"Quantum Field Theory and the Standard Model may be considered a successor to Michael Peskin and Daniel Schroeder’s An Introduction to Quantum Field Theory (Westview Press, 1995), which for almost 20 years has been a standard reference."
Mark Wise, California Institute of Technologysays:
This is an excellent graduate-level relativistic quantum field theory text, covering an impressive amount of material often with a very novel presentation. It would be ideal either for courses on relativistic quantum field theory or for courses on the Standard Model of elementary particle interactions. The book provides interesting insights and covers many modern topics not usually presented in current texts such as spinor-helicity methods and on-shell recursion relations, heavy quark effective theory and soft-collinear effective field theory. It is nice to see the modern point of view on the predictive power of non-renormalizable theories discussed.
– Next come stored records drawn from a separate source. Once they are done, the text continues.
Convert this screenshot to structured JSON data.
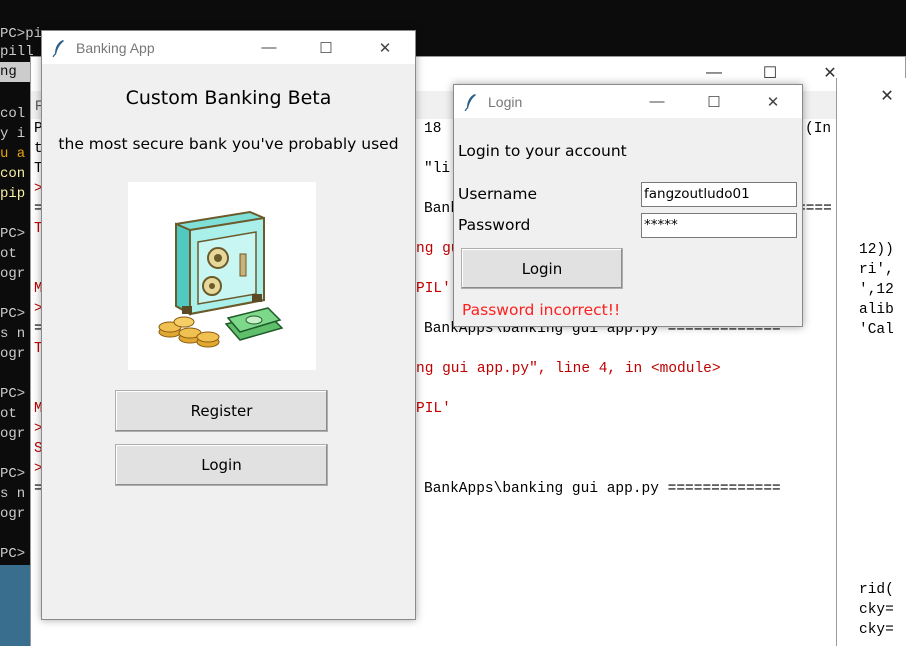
{
  "console": {
    "lines": [
      {
        "text": "PC>pi",
        "cls": ""
      },
      {
        "text": "pill",
        "cls": ""
      },
      {
        "text": "ng ",
        "cls": ""
      },
      {
        "text": "col",
        "cls": ""
      },
      {
        "text": "y i",
        "cls": ""
      },
      {
        "text": "u a",
        "cls": "orange"
      },
      {
        "text": "con",
        "cls": "yellow"
      },
      {
        "text": "pip",
        "cls": "yellow"
      },
      {
        "text": "PC>",
        "cls": ""
      },
      {
        "text": "ot",
        "cls": ""
      },
      {
        "text": "ogr",
        "cls": ""
      },
      {
        "text": "PC>",
        "cls": ""
      },
      {
        "text": "s n",
        "cls": ""
      },
      {
        "text": "ogr",
        "cls": ""
      },
      {
        "text": "PC>",
        "cls": ""
      },
      {
        "text": "ot",
        "cls": ""
      },
      {
        "text": "ogr",
        "cls": ""
      },
      {
        "text": "PC>",
        "cls": ""
      },
      {
        "text": "s n",
        "cls": ""
      },
      {
        "text": "ogr",
        "cls": ""
      },
      {
        "text": "PC>",
        "cls": ""
      }
    ],
    "scrollband_text": "ng "
  },
  "shell": {
    "menu_first": "F",
    "lines": [
      {
        "text": "P",
        "cls": ""
      },
      {
        "text": "t",
        "cls": ""
      },
      {
        "text": "T",
        "cls": ""
      },
      {
        "text": ">",
        "cls": "red"
      },
      {
        "text": "=",
        "cls": ""
      },
      {
        "text": "T",
        "cls": "red"
      },
      {
        "text": "M",
        "cls": "red"
      },
      {
        "text": ">",
        "cls": "red"
      },
      {
        "text": "=",
        "cls": ""
      },
      {
        "text": "T",
        "cls": "red"
      },
      {
        "text": "M",
        "cls": "red"
      },
      {
        "text": ">",
        "cls": "red"
      },
      {
        "text": "S",
        "cls": "red"
      },
      {
        "text": ">",
        "cls": "red"
      },
      {
        "text": "=",
        "cls": ""
      }
    ],
    "mid_lines": [
      {
        "text": "18",
        "cls": ""
      },
      {
        "text": "\"li",
        "cls": ""
      },
      {
        "text": "Bank",
        "cls": ""
      },
      {
        "text": "ng gu",
        "cls": "red"
      },
      {
        "text": "PIL'",
        "cls": "red"
      },
      {
        "text": "BankApps\\banking gui app.py =============",
        "cls": ""
      },
      {
        "text": "ng gui app.py\", line 4, in <module>",
        "cls": "red"
      },
      {
        "text": "PIL'",
        "cls": "red"
      },
      {
        "text": "BankApps\\banking gui app.py =============",
        "cls": ""
      }
    ],
    "right_lines": [
      {
        "text": "(In",
        "cls": ""
      },
      {
        "text": "====",
        "cls": ""
      }
    ]
  },
  "right_window": {
    "lines": [
      {
        "text": "12))",
        "cls": ""
      },
      {
        "text": "ri',",
        "cls": "green"
      },
      {
        "text": "',12",
        "cls": "green"
      },
      {
        "text": "alib",
        "cls": "green"
      },
      {
        "text": "'Cal",
        "cls": "green"
      },
      {
        "text": "rid(",
        "cls": ""
      },
      {
        "text": "cky=",
        "cls": ""
      },
      {
        "text": "cky=",
        "cls": ""
      }
    ]
  },
  "bank_window": {
    "title": "Banking App",
    "heading": "Custom Banking Beta",
    "tagline": "the most secure bank you've probably used",
    "register_label": "Register",
    "login_label": "Login"
  },
  "login_window": {
    "title": "Login",
    "prompt": "Login to your account",
    "username_label": "Username",
    "username_value": "fangzoutludo01",
    "password_label": "Password",
    "password_value": "*****",
    "login_label": "Login",
    "error": "Password incorrect!!"
  },
  "caption": {
    "minimize": "—",
    "maximize": "☐",
    "close": "✕"
  }
}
Once in a generation particle physicists elevate a quantum field theory text to the rank of classic. Two such classics are the texts by Bjorken and Drell and Peskin and Schroeder; it wouldn't surprise me if this new book by Schwartz joins this illustrious group.
Nima Arkani-Hamed, Institute for Advanced Study, Princeton says:
A wonderful tour of quantum field theory from the modern perspective, filled with insights on both the conceptual underpinnings and the concrete, elegant calculational tools of the subject.
Michael E. Peskin, SLAC National Accelerator Laboratory says:
Matthew Schwartz has produced a new and valuable introduction to quantum field theory. He has rethought the whole presentation of the subject, from the introductory and foundational concepts to new developments such as effective field theory descriptions of quark dynamics. Students will enjoy viewing quantum field theory from his perspective.
Howard Georgi, Harvard Universitysays:
Schwartz's book grew out of a popular year long course in quantum field theory at Harvard. Designed primarily for graduate students, this course also attracts and inspires a number of undergraduates each year. The book is unique in its combination of breadth, depth and readability. Schwartz starts at the beginning of the subject and brings us right up to the present. That the book is neither superficial nor impossibly dense is rather remarkable and makes it easy to understand the course's success.
Edward Witten, Institute for Advanced Study, Princetonsays:
In this book, Matthew Schwartz gives a thoughtful and modern treatment of many classical and contemporary topics. Students and experienced researchers will find much here of value.
A review by Thomas Peters, University of Zurich in Contemporary Physics can be found here.